WHAT TO DO - The answer must be every entry below, word for word, with the pictures left out.
· · · ·
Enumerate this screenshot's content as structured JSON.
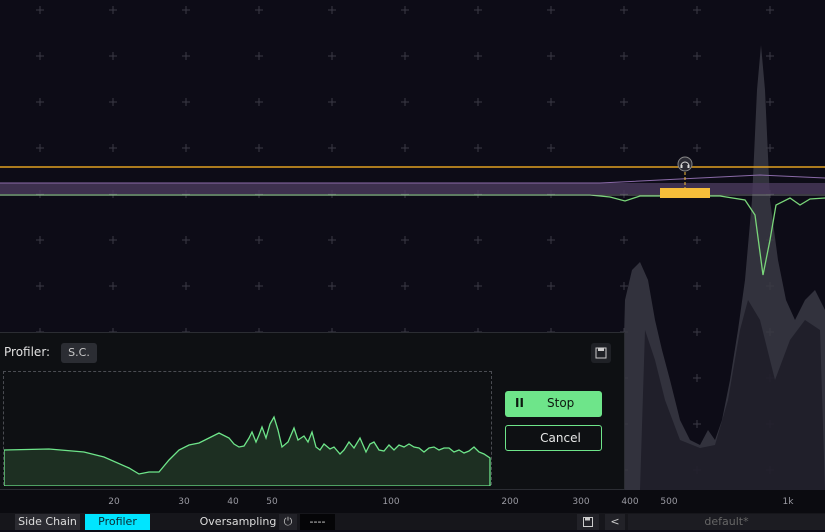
{
  "profiler": {
    "label": "Profiler:",
    "source": "S.C.",
    "stop_label": "Stop",
    "cancel_label": "Cancel"
  },
  "axis": {
    "ticks": [
      "20",
      "30",
      "40",
      "50",
      "100",
      "200",
      "300",
      "400",
      "500",
      "1k"
    ]
  },
  "bottom_bar": {
    "side_chain": "Side Chain",
    "profiler": "Profiler",
    "oversampling": "Oversampling",
    "oversampling_value": "----",
    "preset": "default*",
    "back": "<"
  },
  "colors": {
    "accent_cyan": "#00e5ff",
    "profile_green": "#6ee58a",
    "threshold_orange": "#f0b030"
  }
}
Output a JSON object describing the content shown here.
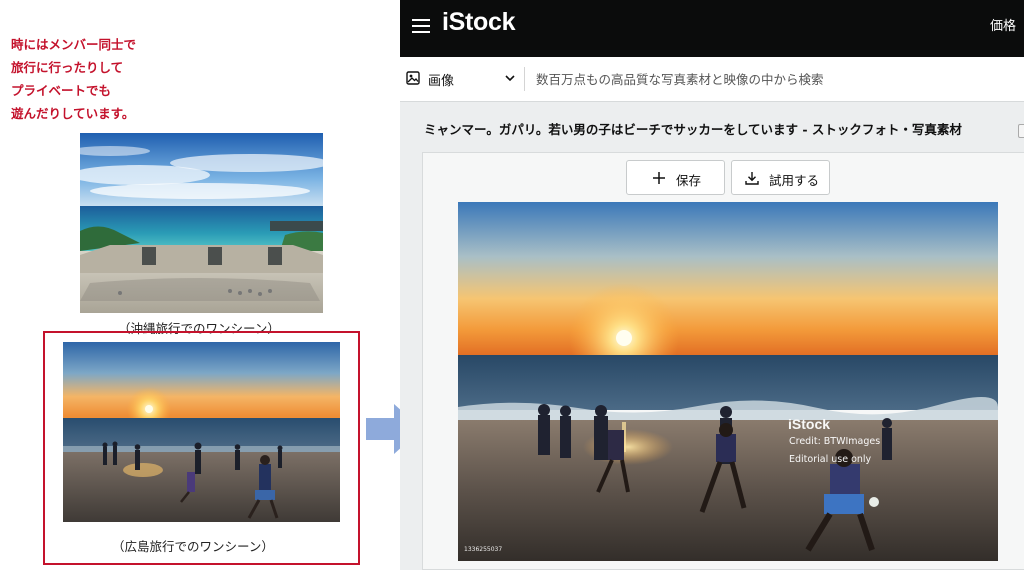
{
  "document": {
    "intro_lines": [
      "時にはメンバー同士で",
      "旅行に行ったりして",
      "プライベートでも",
      "遊んだりしています。"
    ],
    "caption_okinawa": "（沖縄旅行でのワンシーン）",
    "caption_hiroshima": "（広島旅行でのワンシーン）",
    "text_color": "#c4122c",
    "highlight_color": "#c4122c",
    "arrow_color": "#8eaadb"
  },
  "istock": {
    "logo": "iStock",
    "nav_pricing": "価格",
    "media_type": "画像",
    "search_placeholder": "数百万点もの高品質な写真素材と映像の中から検索",
    "asset_title": "ミャンマー。ガパリ。若い男の子はビーチでサッカーをしています - ストックフォト・写真素材",
    "save_label": "保存",
    "try_label": "試用する",
    "watermark_logo": "iStock",
    "watermark_credit": "Credit: BTWImages",
    "watermark_editorial": "Editorial use only",
    "image_id": "1336255037",
    "icons": [
      "menu-icon",
      "image-icon",
      "chevron-down-icon",
      "plus-icon",
      "download-icon"
    ]
  }
}
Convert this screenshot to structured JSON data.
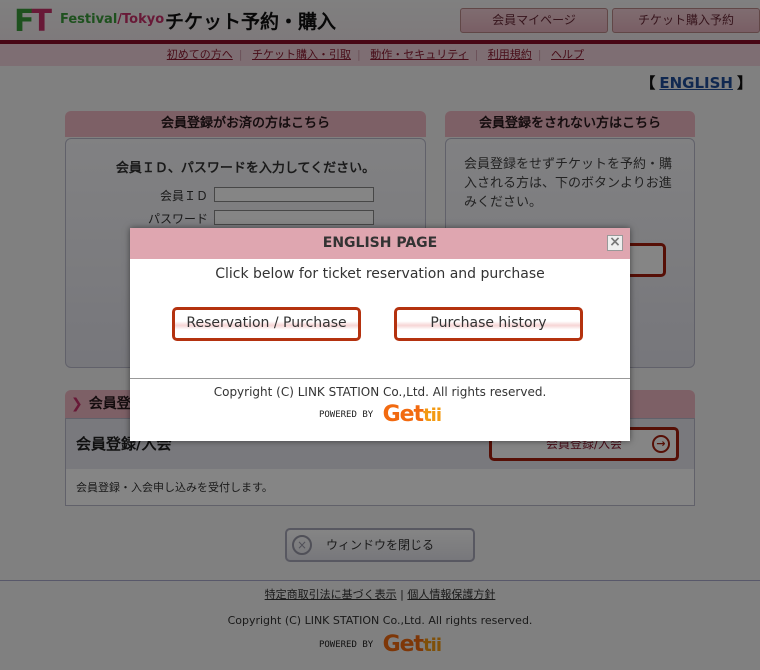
{
  "header": {
    "logo_f": "F",
    "logo_t": "T",
    "logo_festival": "Festival",
    "logo_slash": "/",
    "logo_tokyo": "Tokyo",
    "site_title": "チケット予約・購入",
    "buttons": {
      "mypage": "会員マイページ",
      "ticket": "チケット購入予約"
    }
  },
  "subnav": {
    "items": [
      "初めての方へ",
      "チケット購入・引取",
      "動作・セキュリティ",
      "利用規約",
      "ヘルプ"
    ],
    "separator": "|"
  },
  "language": {
    "open_bracket": "【",
    "label": "ENGLISH",
    "close_bracket": "】"
  },
  "member_login": {
    "heading": "会員登録がお済の方はこちら",
    "instruction": "会員ＩＤ、パスワードを入力してください。",
    "id_label": "会員ＩＤ",
    "id_value": "",
    "password_label": "パスワード",
    "password_value": ""
  },
  "guest": {
    "heading": "会員登録をされない方はこちら",
    "text": "会員登録をせずチケットを予約・購入される方は、下のボタンよりお進みください。"
  },
  "member_signup": {
    "heading": "会員登録/入会",
    "title": "会員登録/入会",
    "button_label": "会員登録/入会",
    "description": "会員登録・入会申し込みを受付します。"
  },
  "close_window": {
    "label": "ウィンドウを閉じる"
  },
  "footer": {
    "link_commerce": "特定商取引法に基づく表示",
    "separator": "|",
    "link_privacy": "個人情報保護方針",
    "copyright": "Copyright (C) LINK STATION Co.,Ltd. All rights reserved.",
    "powered_by": "POWERED BY",
    "brand_main": "Get",
    "brand_tail": "tii"
  },
  "modal": {
    "title": "ENGLISH PAGE",
    "message": "Click below for ticket reservation and purchase",
    "reserve_button": "Reservation / Purchase",
    "history_button": "Purchase history",
    "copyright": "Copyright (C) LINK STATION Co.,Ltd. All rights reserved.",
    "powered_by": "POWERED BY",
    "brand_main": "Get",
    "brand_tail": "tii",
    "close_glyph": "×"
  },
  "colors": {
    "accent_red": "#8b0f2a",
    "header_pink": "#f0b9c3",
    "modal_head": "#dfa6b0",
    "button_border": "#b4320f",
    "link_blue": "#1f4e99",
    "brand_orange": "#f26a10"
  }
}
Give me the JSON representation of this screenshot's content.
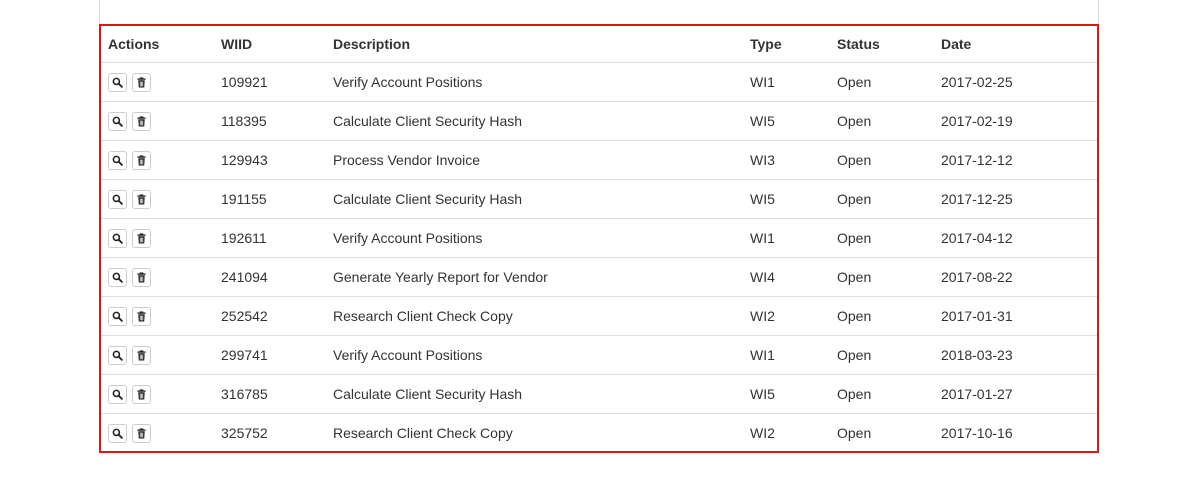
{
  "table": {
    "headers": {
      "actions": "Actions",
      "wiid": "WIID",
      "description": "Description",
      "type": "Type",
      "status": "Status",
      "date": "Date"
    },
    "rows": [
      {
        "wiid": "109921",
        "description": "Verify Account Positions",
        "type": "WI1",
        "status": "Open",
        "date": "2017-02-25"
      },
      {
        "wiid": "118395",
        "description": "Calculate Client Security Hash",
        "type": "WI5",
        "status": "Open",
        "date": "2017-02-19"
      },
      {
        "wiid": "129943",
        "description": "Process Vendor Invoice",
        "type": "WI3",
        "status": "Open",
        "date": "2017-12-12"
      },
      {
        "wiid": "191155",
        "description": "Calculate Client Security Hash",
        "type": "WI5",
        "status": "Open",
        "date": "2017-12-25"
      },
      {
        "wiid": "192611",
        "description": "Verify Account Positions",
        "type": "WI1",
        "status": "Open",
        "date": "2017-04-12"
      },
      {
        "wiid": "241094",
        "description": "Generate Yearly Report for Vendor",
        "type": "WI4",
        "status": "Open",
        "date": "2017-08-22"
      },
      {
        "wiid": "252542",
        "description": "Research Client Check Copy",
        "type": "WI2",
        "status": "Open",
        "date": "2017-01-31"
      },
      {
        "wiid": "299741",
        "description": "Verify Account Positions",
        "type": "WI1",
        "status": "Open",
        "date": "2018-03-23"
      },
      {
        "wiid": "316785",
        "description": "Calculate Client Security Hash",
        "type": "WI5",
        "status": "Open",
        "date": "2017-01-27"
      },
      {
        "wiid": "325752",
        "description": "Research Client Check Copy",
        "type": "WI2",
        "status": "Open",
        "date": "2017-10-16"
      }
    ],
    "row_actions": [
      {
        "icon": "search-icon"
      },
      {
        "icon": "trash-icon"
      }
    ]
  },
  "colors": {
    "highlight_border": "#d9141a",
    "row_divider": "#dddddd",
    "text": "#333333"
  }
}
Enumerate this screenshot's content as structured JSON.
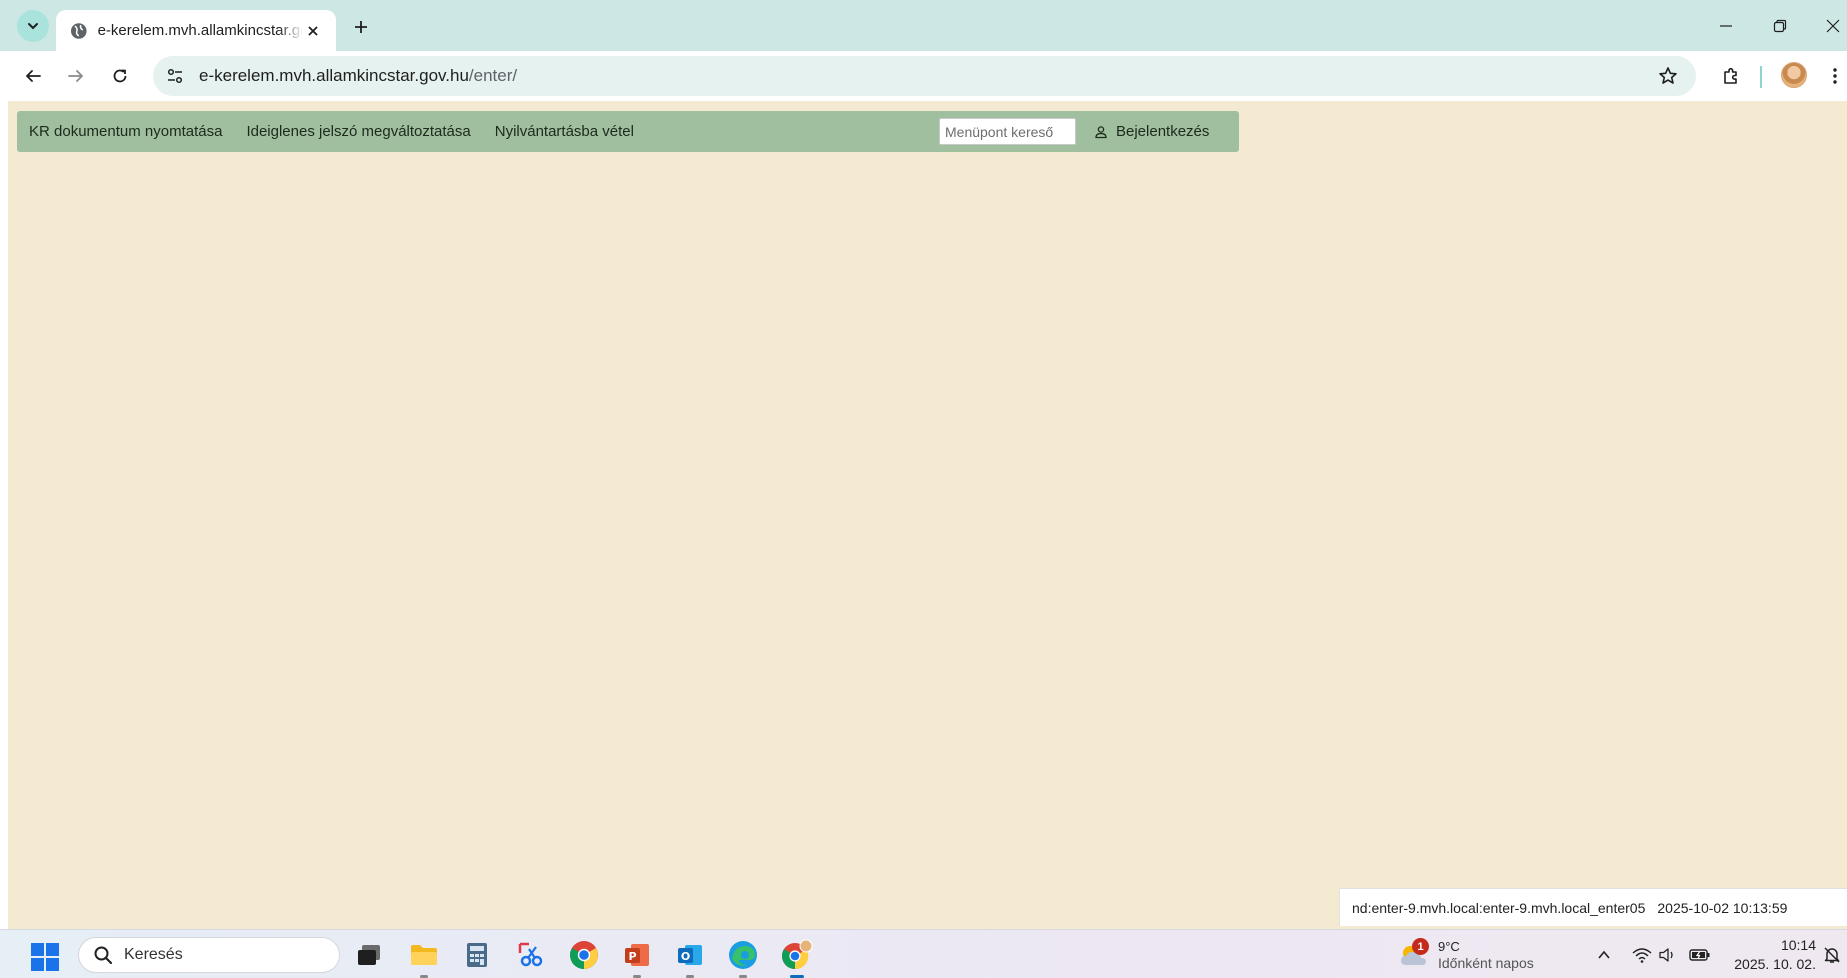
{
  "browser": {
    "tab_title": "e-kerelem.mvh.allamkincstar.gov.hu/enter/",
    "url_host": "e-kerelem.mvh.allamkincstar.gov.hu",
    "url_path": "/enter/"
  },
  "menu": {
    "items": [
      {
        "label": "KR dokumentum nyomtatása"
      },
      {
        "label": "Ideiglenes jelszó megváltoztatása"
      },
      {
        "label": "Nyilvántartásba vétel"
      }
    ],
    "search_placeholder": "Menüpont kereső",
    "login_label": "Bejelentkezés"
  },
  "status": {
    "node": "nd:enter-9.mvh.local:enter-9.mvh.local_enter05",
    "timestamp": "2025-10-02 10:13:59"
  },
  "taskbar": {
    "search_placeholder": "Keresés",
    "weather_badge": "1",
    "weather_temp": "9°C",
    "weather_condition": "Időnként napos",
    "time": "10:14",
    "date": "2025. 10. 02."
  },
  "colors": {
    "page_background": "#f4ead1",
    "menubar_background": "#9fbf9e",
    "tabstrip_background": "#cde8e4"
  }
}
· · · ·
SOLUTION -
Enumerate this screenshot's content as structured JSON.
{
  "profiler": {
    "label": "Profiler:",
    "source": "S.C.",
    "stop_label": "Stop",
    "cancel_label": "Cancel"
  },
  "axis": {
    "ticks": [
      "20",
      "30",
      "40",
      "50",
      "100",
      "200",
      "300",
      "400",
      "500",
      "1k"
    ]
  },
  "bottom_bar": {
    "side_chain": "Side Chain",
    "profiler": "Profiler",
    "oversampling": "Oversampling",
    "oversampling_value": "----",
    "preset": "default*",
    "back": "<"
  },
  "colors": {
    "accent_cyan": "#00e5ff",
    "profile_green": "#6ee58a",
    "threshold_orange": "#f0b030"
  }
}
Output a JSON object describing the content shown here.
{
  "document": {
    "intro_lines": [
      "時にはメンバー同士で",
      "旅行に行ったりして",
      "プライベートでも",
      "遊んだりしています。"
    ],
    "caption_okinawa": "（沖縄旅行でのワンシーン）",
    "caption_hiroshima": "（広島旅行でのワンシーン）",
    "text_color": "#c4122c",
    "highlight_color": "#c4122c",
    "arrow_color": "#8eaadb"
  },
  "istock": {
    "logo": "iStock",
    "nav_pricing": "価格",
    "media_type": "画像",
    "search_placeholder": "数百万点もの高品質な写真素材と映像の中から検索",
    "asset_title": "ミャンマー。ガパリ。若い男の子はビーチでサッカーをしています - ストックフォト・写真素材",
    "save_label": "保存",
    "try_label": "試用する",
    "watermark_logo": "iStock",
    "watermark_credit": "Credit: BTWImages",
    "watermark_editorial": "Editorial use only",
    "image_id": "1336255037",
    "icons": [
      "menu-icon",
      "image-icon",
      "chevron-down-icon",
      "plus-icon",
      "download-icon"
    ]
  }
}
Convert this screenshot to structured JSON data.
{
  "header": {
    "logo_f": "F",
    "logo_t": "T",
    "logo_festival": "Festival",
    "logo_slash": "/",
    "logo_tokyo": "Tokyo",
    "site_title": "チケット予約・購入",
    "buttons": {
      "mypage": "会員マイページ",
      "ticket": "チケット購入予約"
    }
  },
  "subnav": {
    "items": [
      "初めての方へ",
      "チケット購入・引取",
      "動作・セキュリティ",
      "利用規約",
      "ヘルプ"
    ],
    "separator": "|"
  },
  "language": {
    "open_bracket": "【",
    "label": "ENGLISH",
    "close_bracket": "】"
  },
  "member_login": {
    "heading": "会員登録がお済の方はこちら",
    "instruction": "会員ＩＤ、パスワードを入力してください。",
    "id_label": "会員ＩＤ",
    "id_value": "",
    "password_label": "パスワード",
    "password_value": ""
  },
  "guest": {
    "heading": "会員登録をされない方はこちら",
    "text": "会員登録をせずチケットを予約・購入される方は、下のボタンよりお進みください。"
  },
  "member_signup": {
    "heading": "会員登録/入会",
    "title": "会員登録/入会",
    "button_label": "会員登録/入会",
    "description": "会員登録・入会申し込みを受付します。"
  },
  "close_window": {
    "label": "ウィンドウを閉じる"
  },
  "footer": {
    "link_commerce": "特定商取引法に基づく表示",
    "separator": "|",
    "link_privacy": "個人情報保護方針",
    "copyright": "Copyright (C) LINK STATION Co.,Ltd. All rights reserved.",
    "powered_by": "POWERED BY",
    "brand_main": "Get",
    "brand_tail": "tii"
  },
  "modal": {
    "title": "ENGLISH PAGE",
    "message": "Click below for ticket reservation and purchase",
    "reserve_button": "Reservation / Purchase",
    "history_button": "Purchase history",
    "copyright": "Copyright (C) LINK STATION Co.,Ltd. All rights reserved.",
    "powered_by": "POWERED BY",
    "brand_main": "Get",
    "brand_tail": "tii",
    "close_glyph": "×"
  },
  "colors": {
    "accent_red": "#8b0f2a",
    "header_pink": "#f0b9c3",
    "modal_head": "#dfa6b0",
    "button_border": "#b4320f",
    "link_blue": "#1f4e99",
    "brand_orange": "#f26a10"
  }
}
Give me the JSON representation of this screenshot's content.
{
  "table": {
    "headers": {
      "actions": "Actions",
      "wiid": "WIID",
      "description": "Description",
      "type": "Type",
      "status": "Status",
      "date": "Date"
    },
    "rows": [
      {
        "wiid": "109921",
        "description": "Verify Account Positions",
        "type": "WI1",
        "status": "Open",
        "date": "2017-02-25"
      },
      {
        "wiid": "118395",
        "description": "Calculate Client Security Hash",
        "type": "WI5",
        "status": "Open",
        "date": "2017-02-19"
      },
      {
        "wiid": "129943",
        "description": "Process Vendor Invoice",
        "type": "WI3",
        "status": "Open",
        "date": "2017-12-12"
      },
      {
        "wiid": "191155",
        "description": "Calculate Client Security Hash",
        "type": "WI5",
        "status": "Open",
        "date": "2017-12-25"
      },
      {
        "wiid": "192611",
        "description": "Verify Account Positions",
        "type": "WI1",
        "status": "Open",
        "date": "2017-04-12"
      },
      {
        "wiid": "241094",
        "description": "Generate Yearly Report for Vendor",
        "type": "WI4",
        "status": "Open",
        "date": "2017-08-22"
      },
      {
        "wiid": "252542",
        "description": "Research Client Check Copy",
        "type": "WI2",
        "status": "Open",
        "date": "2017-01-31"
      },
      {
        "wiid": "299741",
        "description": "Verify Account Positions",
        "type": "WI1",
        "status": "Open",
        "date": "2018-03-23"
      },
      {
        "wiid": "316785",
        "description": "Calculate Client Security Hash",
        "type": "WI5",
        "status": "Open",
        "date": "2017-01-27"
      },
      {
        "wiid": "325752",
        "description": "Research Client Check Copy",
        "type": "WI2",
        "status": "Open",
        "date": "2017-10-16"
      }
    ],
    "row_actions": [
      {
        "icon": "search-icon"
      },
      {
        "icon": "trash-icon"
      }
    ]
  },
  "colors": {
    "highlight_border": "#d9141a",
    "row_divider": "#dddddd",
    "text": "#333333"
  }
}
Enumerate this screenshot's content as structured JSON.
{
  "browser": {
    "tab_title": "e-kerelem.mvh.allamkincstar.gov.hu/enter/",
    "url_host": "e-kerelem.mvh.allamkincstar.gov.hu",
    "url_path": "/enter/"
  },
  "menu": {
    "items": [
      {
        "label": "KR dokumentum nyomtatása"
      },
      {
        "label": "Ideiglenes jelszó megváltoztatása"
      },
      {
        "label": "Nyilvántartásba vétel"
      }
    ],
    "search_placeholder": "Menüpont kereső",
    "login_label": "Bejelentkezés"
  },
  "status": {
    "node": "nd:enter-9.mvh.local:enter-9.mvh.local_enter05",
    "timestamp": "2025-10-02 10:13:59"
  },
  "taskbar": {
    "search_placeholder": "Keresés",
    "weather_badge": "1",
    "weather_temp": "9°C",
    "weather_condition": "Időnként napos",
    "time": "10:14",
    "date": "2025. 10. 02."
  },
  "colors": {
    "page_background": "#f4ead1",
    "menubar_background": "#9fbf9e",
    "tabstrip_background": "#cde8e4"
  }
}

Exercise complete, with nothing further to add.